You are reading the Iguana right now. For some it is a well established practice, for some it is a new or occasional experience.
Here’s some background on the Iguana:
The Gainesville Iguana was first published in October of 1986. During that period the political situation in Central America was very hot, with a proxy war against Nicaragua’s Sandinista government being waged by the Reagan administration. Local political organizing against US policy in Nicaragua was at a high level, as was the anti-apartheid movement and the campaign for UF to divest its holdings in South Africa. Local churches were providing sanctuary for refugees fleeing violence in the homelands of Guatemala and El Salvador, the ongoing battle for abortion rights and woman’s rights in general, the protest of the Trident missile system, health care issues, and the like.
Beginning as a three or four sheet newsletter, the Iguana was mostly available by mail to activists, with a circulation growing from an initial 250 to 600-700. By 1989, which saw massive feminist protest to defend abortion rights, we had switched to a booklet size. Then we went to newsprint in 1990, just in time to cover the rise of racist skinheads and UF’s short-lived White Student Union (we helped expose its connection to the local KKK) and to help nurture opposition to the Gulf War. Because newsprint is cheaper, we are now able to print 5,000 copies, with about 700 mailed to subscribers, the rest made available in racks or in stores around town. Please subscribe–you’ll receive it promptly and you’ll help us pay the bills for printing.
You may have noticed that we don’t pretend to be objective. We don’t even believe that the ‘objective” mainstream media is objective at all. They choose to cover certain stories (O.J., Princess Di) and not others (corporate welfare, the Detroit newspaper strike). They tend to focus on problems we have as a society as a few people’s individual character flaws or bad choices. For example, if you don’t have health insurance, you just made a bad choice (even though 40 million Americans don’t have health insurance.) They pretend they’re being “objective” and “reasonable” but they’re really hiding their agenda.
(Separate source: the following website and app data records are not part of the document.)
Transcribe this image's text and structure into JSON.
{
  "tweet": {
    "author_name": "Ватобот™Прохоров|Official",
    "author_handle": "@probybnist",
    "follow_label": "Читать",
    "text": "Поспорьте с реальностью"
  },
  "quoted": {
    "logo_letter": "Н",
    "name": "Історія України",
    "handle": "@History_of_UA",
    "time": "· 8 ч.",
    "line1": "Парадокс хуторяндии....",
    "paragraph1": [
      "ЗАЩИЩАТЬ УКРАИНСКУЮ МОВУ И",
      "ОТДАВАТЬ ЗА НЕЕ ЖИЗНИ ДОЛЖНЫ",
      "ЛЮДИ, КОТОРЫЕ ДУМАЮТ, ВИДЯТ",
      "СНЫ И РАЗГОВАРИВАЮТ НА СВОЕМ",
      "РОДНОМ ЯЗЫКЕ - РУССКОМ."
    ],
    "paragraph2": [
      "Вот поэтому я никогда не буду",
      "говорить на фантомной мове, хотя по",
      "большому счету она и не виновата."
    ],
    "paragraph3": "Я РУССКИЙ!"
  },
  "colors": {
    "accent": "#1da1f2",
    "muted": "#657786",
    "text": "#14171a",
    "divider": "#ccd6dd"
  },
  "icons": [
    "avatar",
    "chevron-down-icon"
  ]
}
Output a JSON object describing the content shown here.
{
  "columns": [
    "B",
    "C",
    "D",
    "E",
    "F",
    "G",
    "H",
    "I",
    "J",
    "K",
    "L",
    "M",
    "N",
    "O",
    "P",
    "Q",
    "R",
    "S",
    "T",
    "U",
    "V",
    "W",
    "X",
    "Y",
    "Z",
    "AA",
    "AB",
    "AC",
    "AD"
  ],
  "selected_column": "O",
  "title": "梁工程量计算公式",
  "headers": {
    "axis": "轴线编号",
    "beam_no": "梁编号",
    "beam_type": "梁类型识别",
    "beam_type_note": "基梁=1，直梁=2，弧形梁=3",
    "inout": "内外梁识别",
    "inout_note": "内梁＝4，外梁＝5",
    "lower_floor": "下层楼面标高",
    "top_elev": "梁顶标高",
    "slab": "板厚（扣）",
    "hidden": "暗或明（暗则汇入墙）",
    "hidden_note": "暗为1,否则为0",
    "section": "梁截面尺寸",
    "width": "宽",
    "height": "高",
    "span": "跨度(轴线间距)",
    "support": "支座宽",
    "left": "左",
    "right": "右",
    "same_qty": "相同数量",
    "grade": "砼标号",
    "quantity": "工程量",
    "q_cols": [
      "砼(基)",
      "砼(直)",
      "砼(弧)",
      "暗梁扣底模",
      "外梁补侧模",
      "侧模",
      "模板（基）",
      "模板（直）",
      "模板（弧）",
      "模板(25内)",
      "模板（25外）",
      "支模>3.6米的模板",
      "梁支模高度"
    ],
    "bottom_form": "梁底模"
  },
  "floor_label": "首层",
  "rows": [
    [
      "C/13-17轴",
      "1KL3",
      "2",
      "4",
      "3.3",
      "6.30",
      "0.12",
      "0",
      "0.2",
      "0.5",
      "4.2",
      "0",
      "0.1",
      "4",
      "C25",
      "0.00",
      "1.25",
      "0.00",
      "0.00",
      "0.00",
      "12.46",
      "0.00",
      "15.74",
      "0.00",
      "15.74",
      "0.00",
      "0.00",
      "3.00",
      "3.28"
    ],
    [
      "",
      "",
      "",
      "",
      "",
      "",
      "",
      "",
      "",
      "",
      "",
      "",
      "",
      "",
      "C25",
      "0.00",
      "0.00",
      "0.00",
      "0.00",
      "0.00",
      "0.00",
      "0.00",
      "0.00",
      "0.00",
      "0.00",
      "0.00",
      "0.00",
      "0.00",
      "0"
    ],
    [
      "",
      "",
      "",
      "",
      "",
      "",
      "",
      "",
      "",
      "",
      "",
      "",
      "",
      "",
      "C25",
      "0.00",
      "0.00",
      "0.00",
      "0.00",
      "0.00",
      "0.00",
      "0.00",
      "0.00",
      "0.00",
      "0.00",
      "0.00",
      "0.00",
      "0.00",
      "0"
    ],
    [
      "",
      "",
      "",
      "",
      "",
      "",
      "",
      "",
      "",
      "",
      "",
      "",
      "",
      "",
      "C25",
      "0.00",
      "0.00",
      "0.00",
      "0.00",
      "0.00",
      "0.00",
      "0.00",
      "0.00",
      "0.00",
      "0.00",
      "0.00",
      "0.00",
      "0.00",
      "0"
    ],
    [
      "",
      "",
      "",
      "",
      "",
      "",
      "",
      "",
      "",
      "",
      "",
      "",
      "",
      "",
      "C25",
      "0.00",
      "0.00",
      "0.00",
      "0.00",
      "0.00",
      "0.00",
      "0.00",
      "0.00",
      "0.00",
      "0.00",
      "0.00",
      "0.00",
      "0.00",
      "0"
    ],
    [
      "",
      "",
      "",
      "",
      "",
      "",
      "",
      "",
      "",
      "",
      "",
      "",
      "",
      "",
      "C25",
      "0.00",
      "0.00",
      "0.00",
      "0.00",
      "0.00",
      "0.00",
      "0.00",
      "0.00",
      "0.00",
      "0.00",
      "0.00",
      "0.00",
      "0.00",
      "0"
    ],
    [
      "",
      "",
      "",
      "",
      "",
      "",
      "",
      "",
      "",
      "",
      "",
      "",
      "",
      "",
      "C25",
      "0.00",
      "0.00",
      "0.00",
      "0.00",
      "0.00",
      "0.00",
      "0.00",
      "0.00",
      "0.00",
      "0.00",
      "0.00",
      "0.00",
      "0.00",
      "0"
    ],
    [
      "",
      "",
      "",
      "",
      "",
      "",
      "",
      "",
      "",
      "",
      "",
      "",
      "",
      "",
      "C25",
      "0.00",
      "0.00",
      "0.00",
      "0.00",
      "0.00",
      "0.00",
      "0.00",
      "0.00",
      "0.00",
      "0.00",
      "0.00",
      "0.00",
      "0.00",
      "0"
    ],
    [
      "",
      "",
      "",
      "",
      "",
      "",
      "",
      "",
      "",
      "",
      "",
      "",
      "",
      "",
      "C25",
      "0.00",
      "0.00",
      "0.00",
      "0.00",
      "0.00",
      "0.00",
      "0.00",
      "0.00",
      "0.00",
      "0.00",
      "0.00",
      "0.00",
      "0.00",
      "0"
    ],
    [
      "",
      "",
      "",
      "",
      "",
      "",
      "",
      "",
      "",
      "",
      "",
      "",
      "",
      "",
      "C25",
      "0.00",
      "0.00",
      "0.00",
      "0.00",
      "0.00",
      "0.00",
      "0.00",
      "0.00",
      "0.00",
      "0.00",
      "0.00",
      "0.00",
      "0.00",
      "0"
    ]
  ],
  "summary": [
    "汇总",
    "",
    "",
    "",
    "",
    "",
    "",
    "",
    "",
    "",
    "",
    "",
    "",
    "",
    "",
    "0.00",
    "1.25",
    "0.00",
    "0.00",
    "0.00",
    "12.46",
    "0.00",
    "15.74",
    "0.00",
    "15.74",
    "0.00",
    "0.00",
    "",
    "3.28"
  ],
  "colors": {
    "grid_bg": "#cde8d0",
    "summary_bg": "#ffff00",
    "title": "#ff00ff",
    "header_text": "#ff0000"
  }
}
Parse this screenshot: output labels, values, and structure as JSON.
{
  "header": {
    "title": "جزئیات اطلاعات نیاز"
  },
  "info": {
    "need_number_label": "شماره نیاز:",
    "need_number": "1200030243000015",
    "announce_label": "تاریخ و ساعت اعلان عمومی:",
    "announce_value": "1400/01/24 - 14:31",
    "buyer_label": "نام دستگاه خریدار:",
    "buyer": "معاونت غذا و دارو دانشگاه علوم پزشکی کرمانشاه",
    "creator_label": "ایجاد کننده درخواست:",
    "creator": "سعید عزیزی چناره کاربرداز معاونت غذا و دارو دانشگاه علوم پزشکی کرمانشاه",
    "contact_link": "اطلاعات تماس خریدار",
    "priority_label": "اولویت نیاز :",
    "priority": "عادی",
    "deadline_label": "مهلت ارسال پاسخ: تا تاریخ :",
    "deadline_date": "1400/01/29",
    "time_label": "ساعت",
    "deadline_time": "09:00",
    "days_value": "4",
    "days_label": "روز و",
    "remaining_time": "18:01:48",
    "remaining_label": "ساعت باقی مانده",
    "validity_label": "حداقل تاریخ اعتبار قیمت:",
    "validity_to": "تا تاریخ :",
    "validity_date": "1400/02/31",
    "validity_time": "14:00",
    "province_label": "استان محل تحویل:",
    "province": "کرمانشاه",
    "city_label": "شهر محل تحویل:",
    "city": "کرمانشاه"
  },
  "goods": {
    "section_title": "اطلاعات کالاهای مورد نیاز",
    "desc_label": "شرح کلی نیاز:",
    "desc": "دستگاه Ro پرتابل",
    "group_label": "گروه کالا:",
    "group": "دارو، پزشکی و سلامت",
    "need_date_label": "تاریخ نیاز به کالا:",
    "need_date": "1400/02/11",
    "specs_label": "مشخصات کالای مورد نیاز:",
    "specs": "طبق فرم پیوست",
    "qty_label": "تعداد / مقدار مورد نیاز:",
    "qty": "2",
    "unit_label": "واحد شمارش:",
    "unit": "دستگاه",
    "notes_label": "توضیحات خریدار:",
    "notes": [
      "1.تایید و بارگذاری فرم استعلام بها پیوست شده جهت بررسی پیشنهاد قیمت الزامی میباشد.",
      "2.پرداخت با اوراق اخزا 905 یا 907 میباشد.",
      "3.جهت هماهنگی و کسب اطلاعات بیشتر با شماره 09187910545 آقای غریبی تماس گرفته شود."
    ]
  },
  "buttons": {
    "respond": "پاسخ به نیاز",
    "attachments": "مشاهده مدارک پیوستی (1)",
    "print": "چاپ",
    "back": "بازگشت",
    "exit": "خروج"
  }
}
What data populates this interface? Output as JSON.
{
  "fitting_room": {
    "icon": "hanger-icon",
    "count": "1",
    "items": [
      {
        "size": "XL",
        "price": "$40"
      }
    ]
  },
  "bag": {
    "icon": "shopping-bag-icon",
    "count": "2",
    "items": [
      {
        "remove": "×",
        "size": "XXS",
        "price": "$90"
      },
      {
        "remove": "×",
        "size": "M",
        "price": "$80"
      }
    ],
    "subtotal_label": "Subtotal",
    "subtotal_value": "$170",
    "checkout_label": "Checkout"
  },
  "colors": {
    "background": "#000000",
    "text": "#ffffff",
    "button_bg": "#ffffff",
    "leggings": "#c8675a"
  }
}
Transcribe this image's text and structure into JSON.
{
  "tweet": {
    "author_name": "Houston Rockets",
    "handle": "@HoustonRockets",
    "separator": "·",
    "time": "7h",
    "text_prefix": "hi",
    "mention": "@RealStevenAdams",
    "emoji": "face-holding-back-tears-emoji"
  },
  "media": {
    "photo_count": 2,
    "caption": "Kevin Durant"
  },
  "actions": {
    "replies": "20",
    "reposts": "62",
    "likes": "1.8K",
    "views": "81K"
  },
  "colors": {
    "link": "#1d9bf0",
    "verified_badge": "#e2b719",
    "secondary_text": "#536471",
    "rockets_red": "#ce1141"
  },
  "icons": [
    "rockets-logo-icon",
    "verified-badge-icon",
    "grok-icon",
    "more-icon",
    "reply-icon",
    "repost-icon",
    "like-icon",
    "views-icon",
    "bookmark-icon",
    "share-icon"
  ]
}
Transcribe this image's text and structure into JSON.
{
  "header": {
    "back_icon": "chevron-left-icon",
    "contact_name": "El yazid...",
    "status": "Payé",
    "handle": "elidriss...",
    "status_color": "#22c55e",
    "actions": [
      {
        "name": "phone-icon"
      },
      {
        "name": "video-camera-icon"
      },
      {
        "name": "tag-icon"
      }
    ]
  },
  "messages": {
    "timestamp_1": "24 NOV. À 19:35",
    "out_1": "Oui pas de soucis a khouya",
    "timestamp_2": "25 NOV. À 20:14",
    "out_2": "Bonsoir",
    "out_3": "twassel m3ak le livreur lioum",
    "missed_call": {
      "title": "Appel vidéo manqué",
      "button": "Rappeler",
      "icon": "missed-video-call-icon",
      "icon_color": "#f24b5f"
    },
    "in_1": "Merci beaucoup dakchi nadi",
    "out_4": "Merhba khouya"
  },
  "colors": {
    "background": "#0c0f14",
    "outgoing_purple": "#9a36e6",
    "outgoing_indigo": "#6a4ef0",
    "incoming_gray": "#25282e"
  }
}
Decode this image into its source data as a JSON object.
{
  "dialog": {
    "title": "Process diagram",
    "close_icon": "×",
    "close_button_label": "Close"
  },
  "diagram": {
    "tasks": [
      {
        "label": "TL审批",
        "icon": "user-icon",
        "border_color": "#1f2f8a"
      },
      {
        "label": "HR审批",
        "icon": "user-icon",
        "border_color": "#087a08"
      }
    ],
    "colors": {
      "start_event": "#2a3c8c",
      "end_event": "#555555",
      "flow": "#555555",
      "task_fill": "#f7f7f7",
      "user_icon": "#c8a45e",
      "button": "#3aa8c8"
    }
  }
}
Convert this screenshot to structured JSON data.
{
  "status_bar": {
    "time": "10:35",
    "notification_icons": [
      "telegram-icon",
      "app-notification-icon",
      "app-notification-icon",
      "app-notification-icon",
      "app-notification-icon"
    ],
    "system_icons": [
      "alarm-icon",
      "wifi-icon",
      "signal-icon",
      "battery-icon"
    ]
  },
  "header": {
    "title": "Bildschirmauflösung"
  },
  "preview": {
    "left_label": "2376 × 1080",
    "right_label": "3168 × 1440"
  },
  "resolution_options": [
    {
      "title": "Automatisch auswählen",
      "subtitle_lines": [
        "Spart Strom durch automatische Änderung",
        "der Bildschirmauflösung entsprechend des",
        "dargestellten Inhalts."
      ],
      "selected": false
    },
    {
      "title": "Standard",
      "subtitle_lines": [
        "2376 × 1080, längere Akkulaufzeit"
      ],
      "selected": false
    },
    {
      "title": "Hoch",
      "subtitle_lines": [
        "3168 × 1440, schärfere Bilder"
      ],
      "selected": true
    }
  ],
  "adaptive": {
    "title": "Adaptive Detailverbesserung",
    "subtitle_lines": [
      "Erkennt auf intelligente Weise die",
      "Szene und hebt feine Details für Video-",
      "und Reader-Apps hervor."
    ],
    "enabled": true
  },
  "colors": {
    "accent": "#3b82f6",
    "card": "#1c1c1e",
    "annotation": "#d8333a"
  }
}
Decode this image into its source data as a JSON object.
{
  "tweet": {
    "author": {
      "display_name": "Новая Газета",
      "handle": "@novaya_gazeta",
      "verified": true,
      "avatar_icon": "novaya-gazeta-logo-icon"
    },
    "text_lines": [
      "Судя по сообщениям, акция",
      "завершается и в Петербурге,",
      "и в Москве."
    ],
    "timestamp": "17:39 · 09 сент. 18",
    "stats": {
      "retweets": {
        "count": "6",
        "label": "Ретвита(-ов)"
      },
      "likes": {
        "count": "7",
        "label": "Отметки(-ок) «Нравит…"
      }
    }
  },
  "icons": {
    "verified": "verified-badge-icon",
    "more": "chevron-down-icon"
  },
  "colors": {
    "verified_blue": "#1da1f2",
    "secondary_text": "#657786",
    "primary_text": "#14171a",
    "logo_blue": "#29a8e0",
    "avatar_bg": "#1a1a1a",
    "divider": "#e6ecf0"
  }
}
Their assignment is to report things that support the policies of their corporate owners, their advertisers, and that support the politicians who support them. If they convince us our problems are our fault, we won’t look for a national solution that would cut into their corporate profits, like national health care or full employment.
We have an agenda, too, but ours is out on the table. We think the reader can decide if they agree or disagree. We are very much pro-worker, feminist, pro-Black Liberation, pro-peace, pro-environment, pro-human rights. The editors and writers are active in movements against exploitation, corporate greed, racism, sexism, prisons, and discrimination. We stand proudly on the left, and encourage people to know their history and the role the left has played in the struggle for worker rights, civil rights, woman’s rights and democracy.
We publish the Iguana because we strongly believe in getting stories out of organizations struggling on the cutting edge of making positive change. We want to see those changes.
The money to make this paper comes from donations, subscriptions and advertising. All labor is donated in production of the Iguana. The money goes to printing and the postage.
One thing that sets the Iguana apart from most papers is our strong belief in people involved with an issue directly presenting their own story in our pages. We figure they know their issue best. This philosophy is based on our own experience as organizers and activists. Many times we worked hard at crafting a press release to state our position for a demonstration, rally or event, only to have the reporter or editors totally botch the story–misinterpret, misconstrue, or mutilate our position to fit their story and take on a situation. We feel an organization involved in an issue or struggle can be trusted, and that the whole issue of ‘objectivity” is a smokescreen for dilution and packaging of a controversial issues to fit the editors’ goals and opinions. Likewise we also print transcripts of speakers or public debate, not just pick and choose a sound bite or two, so you get a better picture of what was said.
If you support what we’re doing, tell our advertisers you appreciate their support of us. If you know a place that ought to have the Iguana available, let us know. And communicate your events or ideas to us–tell us what your group is doing so we can spread the word: 352-378-5655. Articles from back issues from 1996 through today are archived on our website at www.gainesvilleiguana.org.
The above was published in Sept 1997 and only slightly updated.